‘Put to death, therefore, your members which are on the earth’

17 January 2023

Today’s Epistle reading deals with life and death. Not the life and death of a particular person, but with the life of Christ and the death of who we were.

Beginning with the words of Christ that he himself is our life, Saint Paul explains to the Christians of the Church of the Colossians, and through them to Christians throughout the ages, how they can become sharers in the life of Christ, how they can take Christ’s life. ‘Put to death your members which are on earth’. This, my brothers and sisters, is the way that the epistle points to. ‘Put to death your members which are on earth’, is what he says.

This is the way for Saint Paul. This is the requirement if Christ is to give us his life. It may seem paradoxical, but it’s the truth declared by Christ and his apostle.

The life of Christ isn’t the life given to us by God when we come into the world. This life is the merest smidgeon of the life for which God created us, i.e. eternal life, the life of which we were deprived when our first ancestors disobeyed God’s commandment and he allowed death to enter our lives so that the evil wouldn’t last forever. The life of Christ is what gives us the opportunity to become sharers in eternal life, provided we experience it during our life on earth. And since we can’t live two lives at the same time- our own life and that of Christ- Saint Paul calls upon us to deliberately deny our own, in order to live that of Christ.

Naturally, he doesn’t require  us to die, but to put to death our members on earth, that is to say those features of our life which prevent us from living the life of Christ. He doesn’t ask us to put to death the human members which the Lord gave us to serve our needs, to communicate with others and to enjoy the nature given us by God. He asks us to put to death, to extinguish, expunge and root out everything that prevents us experiencing the life of Christ; everything that’s an obstacle to the life of Christ being born in us and existing within us. This means our passions and weaknesses, our faults and badness, the sinful desires and wicked thoughts which preoccupy our mind and soul. It’s all those things which take over our inner person and prevent Christ from abiding within us, regenerating our soul and life.

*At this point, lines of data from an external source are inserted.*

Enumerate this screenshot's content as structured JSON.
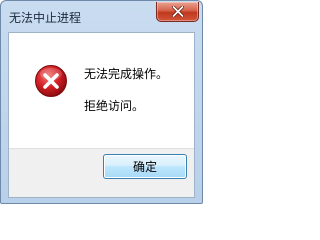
{
  "window": {
    "title": "无法中止进程",
    "close_icon": "close-icon"
  },
  "dialog": {
    "icon": "error-icon",
    "message_primary": "无法完成操作。",
    "message_secondary": "拒绝访问。"
  },
  "buttons": {
    "ok_label": "确定"
  },
  "colors": {
    "title_bar": "#c1d6ee",
    "close_button": "#c9452b",
    "error_icon": "#d31f25",
    "ok_button_border": "#3c7fb1"
  }
}
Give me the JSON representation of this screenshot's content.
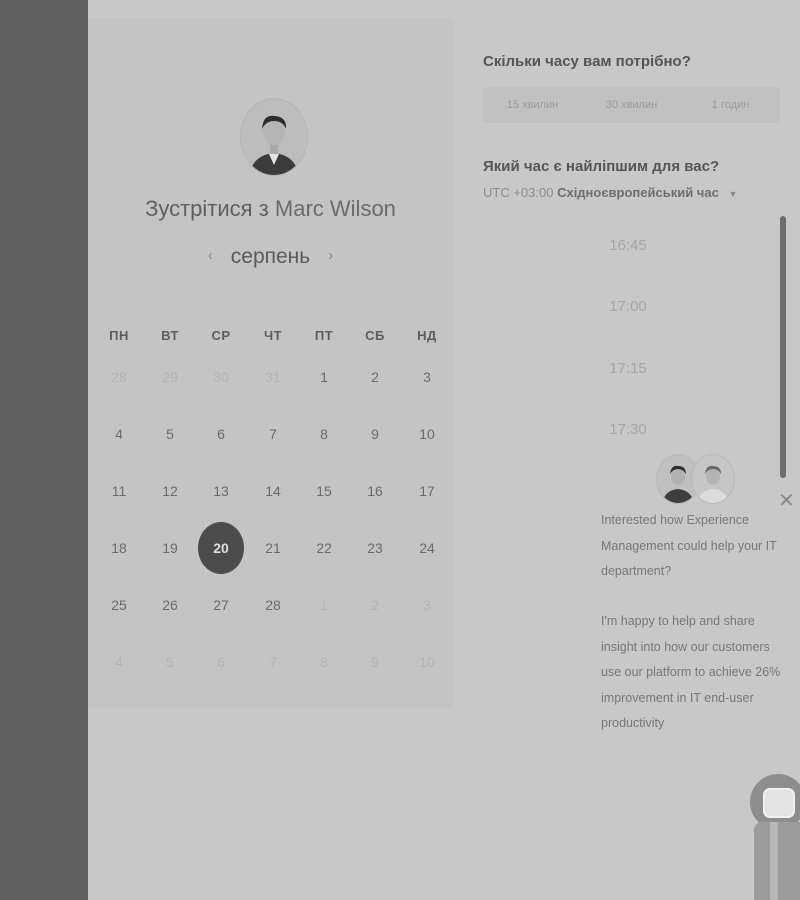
{
  "calendar": {
    "title_prefix": "Зустрітися з",
    "host_name": "Marc Wilson",
    "month": "серпень",
    "prev_icon": "chevron-left-icon",
    "next_icon": "chevron-right-icon",
    "weekdays": [
      "ПН",
      "ВТ",
      "СР",
      "ЧТ",
      "ПТ",
      "СБ",
      "НД"
    ],
    "weeks": [
      [
        "28",
        "29",
        "30",
        "31",
        "1",
        "2",
        "3"
      ],
      [
        "4",
        "5",
        "6",
        "7",
        "8",
        "9",
        "10"
      ],
      [
        "11",
        "12",
        "13",
        "14",
        "15",
        "16",
        "17"
      ],
      [
        "18",
        "19",
        "20",
        "21",
        "22",
        "23",
        "24"
      ],
      [
        "25",
        "26",
        "27",
        "28",
        "1",
        "2",
        "3"
      ],
      [
        "4",
        "5",
        "6",
        "7",
        "8",
        "9",
        "10"
      ]
    ],
    "selected_day": "20"
  },
  "duration": {
    "question": "Скільки часу вам потрібно?",
    "options": [
      "15 хвилин",
      "30 хвилин",
      "1 годин"
    ]
  },
  "time": {
    "question": "Який час є найліпшим для вас?",
    "timezone_offset": "UTC +03:00",
    "timezone_name": "Східноєвропейський час",
    "slots": [
      "16:45",
      "17:00",
      "17:15",
      "17:30"
    ]
  },
  "popup": {
    "message_1": "Interested how Experience Management could help your IT department?",
    "message_2": "I'm happy to help and share insight into how our customers use our platform to achieve 26% improvement in IT end-user productivity",
    "close_icon": "close-icon"
  },
  "colors": {
    "left_strip": "#5f5f5f",
    "selected_day_bg": "#4c4c4c",
    "page_bg": "#c8c8c8"
  }
}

It’s all those things which are firmly opposed to Christ’s presence  within us, because they don’t want to lose the predominance they enjoy. It’s everything that attempts to separate us from God, instead of impelling us towards good, instead of urging us to live in accordance with his commandments. They try to lure us into spiritual lethargy and sloth. They try to convince us that it doesn’t matter if we’re not too observant as regards the teachings of the Gospel and the Church; that it doesn’t matter if we neglect our obligations towards God; if we break his commandments; if we do the opposite to what God wants and what he teaches.

All of this, my brothers and sisters, prevents the life of Christ from being born within our soul. This is why Saint Paul urges us to put all of it to death, so that we can become sharers in the life of Christ. We have to put all of these things to death before they do the same to our soul and bring us to spiritual death and the loss of eternal life. We must put them to death before we reach the end of our earthly life, so that we, too, may be permitted, as sharers in the life of Christ, to become inheritors of his eternal life.